RECORDS SHOWN
-*-*-
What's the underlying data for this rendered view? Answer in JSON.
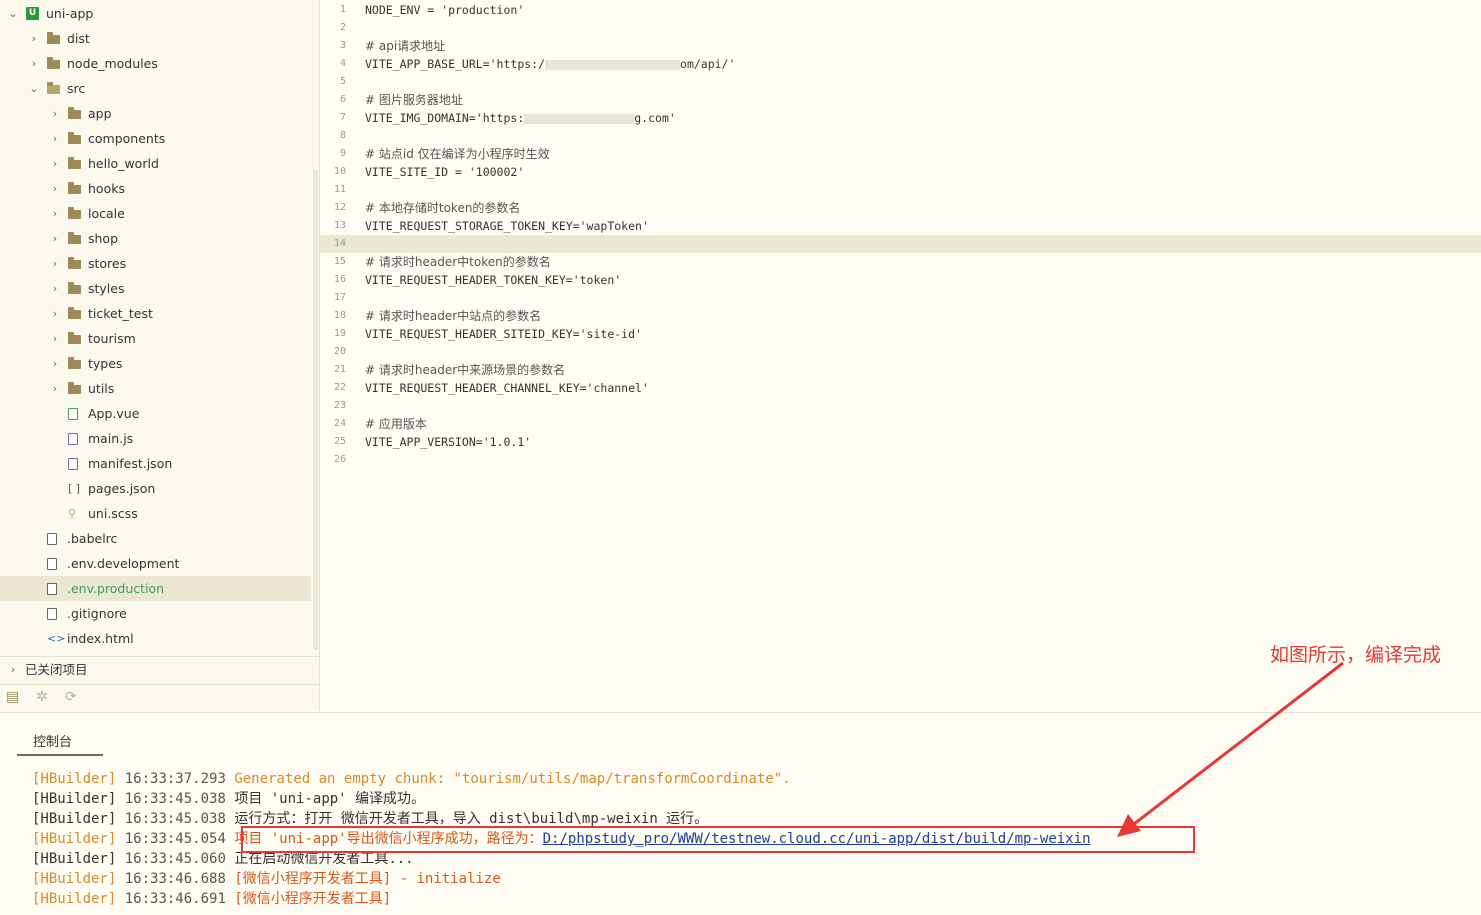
{
  "sidebar": {
    "project": {
      "label": "uni-app",
      "badge": "U"
    },
    "items": [
      {
        "label": "dist",
        "type": "folder",
        "expanded": false
      },
      {
        "label": "node_modules",
        "type": "folder",
        "expanded": false
      },
      {
        "label": "src",
        "type": "folder",
        "expanded": true
      },
      {
        "label": "app",
        "type": "folder",
        "expanded": false
      },
      {
        "label": "components",
        "type": "folder",
        "expanded": false
      },
      {
        "label": "hello_world",
        "type": "folder",
        "expanded": false
      },
      {
        "label": "hooks",
        "type": "folder",
        "expanded": false
      },
      {
        "label": "locale",
        "type": "folder",
        "expanded": false
      },
      {
        "label": "shop",
        "type": "folder",
        "expanded": false
      },
      {
        "label": "stores",
        "type": "folder",
        "expanded": false
      },
      {
        "label": "styles",
        "type": "folder",
        "expanded": false
      },
      {
        "label": "ticket_test",
        "type": "folder",
        "expanded": false
      },
      {
        "label": "tourism",
        "type": "folder",
        "expanded": false
      },
      {
        "label": "types",
        "type": "folder",
        "expanded": false
      },
      {
        "label": "utils",
        "type": "folder",
        "expanded": false
      },
      {
        "label": "App.vue",
        "type": "vue-file"
      },
      {
        "label": "main.js",
        "type": "js-file"
      },
      {
        "label": "manifest.json",
        "type": "manifest-file"
      },
      {
        "label": "pages.json",
        "type": "json-file",
        "icon_text": "[ ]"
      },
      {
        "label": "uni.scss",
        "type": "scss-file"
      },
      {
        "label": ".babelrc",
        "type": "file"
      },
      {
        "label": ".env.development",
        "type": "file"
      },
      {
        "label": ".env.production",
        "type": "file",
        "active": true
      },
      {
        "label": ".gitignore",
        "type": "file"
      },
      {
        "label": "index.html",
        "type": "html-file",
        "icon_text": "<>"
      }
    ],
    "closed_projects": "已关闭项目"
  },
  "editor": {
    "current_line": 14,
    "lines": [
      {
        "n": "1",
        "text": "NODE_ENV = 'production'"
      },
      {
        "n": "2",
        "text": ""
      },
      {
        "n": "3",
        "text": "# api请求地址",
        "comment": true
      },
      {
        "n": "4",
        "text": "VITE_APP_BASE_URL='https:/",
        "redacted": true,
        "tail": "om/api/'"
      },
      {
        "n": "5",
        "text": ""
      },
      {
        "n": "6",
        "text": "# 图片服务器地址",
        "comment": true
      },
      {
        "n": "7",
        "text": "VITE_IMG_DOMAIN='https:",
        "redacted": true,
        "tail": "g.com'"
      },
      {
        "n": "8",
        "text": ""
      },
      {
        "n": "9",
        "text": "# 站点id 仅在编译为小程序时生效",
        "comment": true
      },
      {
        "n": "10",
        "text": "VITE_SITE_ID = '100002'"
      },
      {
        "n": "11",
        "text": ""
      },
      {
        "n": "12",
        "text": "# 本地存储时token的参数名",
        "comment": true
      },
      {
        "n": "13",
        "text": "VITE_REQUEST_STORAGE_TOKEN_KEY='wapToken'"
      },
      {
        "n": "14",
        "text": ""
      },
      {
        "n": "15",
        "text": "# 请求时header中token的参数名",
        "comment": true
      },
      {
        "n": "16",
        "text": "VITE_REQUEST_HEADER_TOKEN_KEY='token'"
      },
      {
        "n": "17",
        "text": ""
      },
      {
        "n": "18",
        "text": "# 请求时header中站点的参数名",
        "comment": true
      },
      {
        "n": "19",
        "text": "VITE_REQUEST_HEADER_SITEID_KEY='site-id'"
      },
      {
        "n": "20",
        "text": ""
      },
      {
        "n": "21",
        "text": "# 请求时header中来源场景的参数名",
        "comment": true
      },
      {
        "n": "22",
        "text": "VITE_REQUEST_HEADER_CHANNEL_KEY='channel'"
      },
      {
        "n": "23",
        "text": ""
      },
      {
        "n": "24",
        "text": "# 应用版本",
        "comment": true
      },
      {
        "n": "25",
        "text": "VITE_APP_VERSION='1.0.1'"
      },
      {
        "n": "26",
        "text": ""
      }
    ]
  },
  "console": {
    "tab_label": "控制台",
    "lines": [
      {
        "source": "[HBuilder]",
        "time": "16:33:37.293",
        "message": "Generated an empty chunk: \"tourism/utils/map/transformCoordinate\".",
        "level": "orange"
      },
      {
        "source": "[HBuilder]",
        "time": "16:33:45.038",
        "message": "项目 'uni-app' 编译成功。",
        "level": "info"
      },
      {
        "source": "[HBuilder]",
        "time": "16:33:45.038",
        "message": "运行方式：打开 微信开发者工具，导入 dist\\build\\mp-weixin 运行。",
        "level": "info"
      },
      {
        "source": "[HBuilder]",
        "time": "16:33:45.054",
        "message": "项目 'uni-app'导出微信小程序成功，路径为：",
        "link": "D:/phpstudy_pro/WWW/testnew.cloud.cc/uni-app/dist/build/mp-weixin",
        "level": "warn"
      },
      {
        "source": "[HBuilder]",
        "time": "16:33:45.060",
        "message": "正在启动微信开发者工具...",
        "level": "info"
      },
      {
        "source": "[HBuilder]",
        "time": "16:33:46.688",
        "message": "[微信小程序开发者工具] - initialize",
        "level": "warn"
      },
      {
        "source": "[HBuilder]",
        "time": "16:33:46.691",
        "message": "[微信小程序开发者工具]",
        "level": "warn"
      }
    ]
  },
  "annotation": {
    "text": "如图所示，编译完成",
    "color": "#e53935"
  },
  "colors": {
    "background": "#fffdf3",
    "active_file": "#3d9e5a",
    "warn_text": "#d6581c",
    "link": "#1d3e9e"
  }
}
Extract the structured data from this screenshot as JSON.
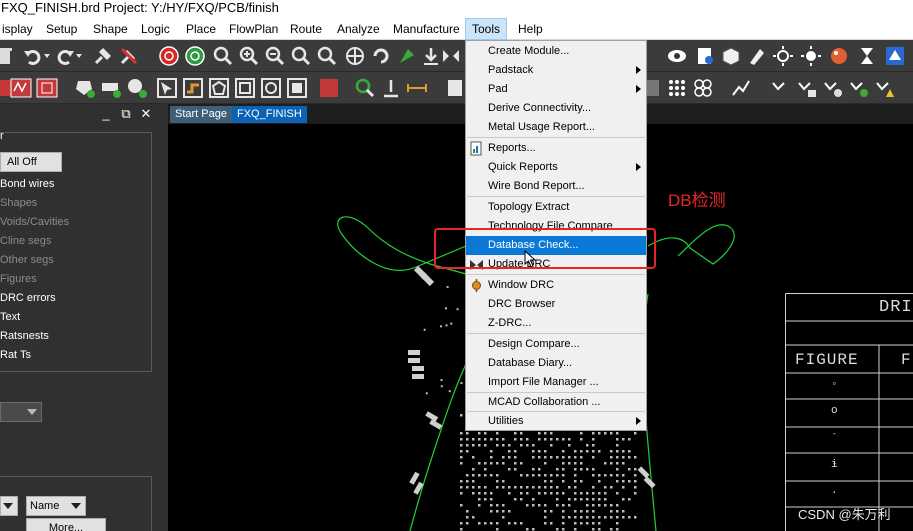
{
  "title": "FXQ_FINISH.brd  Project: Y:/HY/FXQ/PCB/finish",
  "menubar": [
    {
      "label": "isplay"
    },
    {
      "label": "Setup"
    },
    {
      "label": "Shape"
    },
    {
      "label": "Logic"
    },
    {
      "label": "Place"
    },
    {
      "label": "FlowPlan"
    },
    {
      "label": "Route"
    },
    {
      "label": "Analyze"
    },
    {
      "label": "Manufacture"
    },
    {
      "label": "Tools"
    },
    {
      "label": "Help"
    }
  ],
  "left_panel": {
    "header_label": "r",
    "all_off": "All Off",
    "items": [
      {
        "label": "Bond wires"
      },
      {
        "label": "Shapes"
      },
      {
        "label": "Voids/Cavities"
      },
      {
        "label": "Cline segs"
      },
      {
        "label": "Other segs"
      },
      {
        "label": "Figures"
      },
      {
        "label": "DRC errors"
      },
      {
        "label": "Text"
      },
      {
        "label": "Ratsnests"
      },
      {
        "label": "Rat Ts"
      }
    ],
    "sort_select": "Name",
    "more_button": "More..."
  },
  "tabs": [
    {
      "label": "Start Page"
    },
    {
      "label": "FXQ_FINISH"
    }
  ],
  "tools_menu": {
    "items": [
      {
        "label": "Create Module..."
      },
      {
        "label": "Padstack"
      },
      {
        "label": "Pad"
      },
      {
        "label": "Derive Connectivity..."
      },
      {
        "label": "Metal Usage Report..."
      },
      {
        "label": "Reports..."
      },
      {
        "label": "Quick Reports"
      },
      {
        "label": "Wire Bond Report..."
      },
      {
        "label": "Topology Extract"
      },
      {
        "label": "Technology File Compare"
      },
      {
        "label": "Database Check..."
      },
      {
        "label": "Update DRC"
      },
      {
        "label": "Window DRC"
      },
      {
        "label": "DRC Browser"
      },
      {
        "label": "Z-DRC..."
      },
      {
        "label": "Design Compare..."
      },
      {
        "label": "Database Diary..."
      },
      {
        "label": "Import File Manager ..."
      },
      {
        "label": "MCAD Collaboration ..."
      },
      {
        "label": "Utilities"
      }
    ]
  },
  "annotation": "DB检测",
  "title_block": {
    "heading": "DRI",
    "col1": "FIGURE",
    "col2": "F",
    "rows": [
      "◦",
      "o",
      "ˊ",
      "ɨ",
      "."
    ]
  },
  "watermark": "CSDN @朱万利",
  "colors": {
    "menu_highlight": "#0a78d7",
    "annotation_red": "#e8262a",
    "board_outline": "#1fd23a",
    "tab_active": "#0a63b5"
  }
}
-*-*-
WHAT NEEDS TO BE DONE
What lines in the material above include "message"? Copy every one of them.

EXERCISE ANSWER
        "message": "Generated an empty chunk: \"tourism/utils/map/transformCoordinate\".",
        "message": "项目 'uni-app' 编译成功。",
        "message": "运行方式：打开 微信开发者工具，导入 dist\\build\\mp-weixin 运行。",
        "message": "项目 'uni-app'导出微信小程序成功，路径为：",
        "message": "正在启动微信开发者工具...",
        "message": "[微信小程序开发者工具] - initialize",
        "message": "[微信小程序开发者工具]",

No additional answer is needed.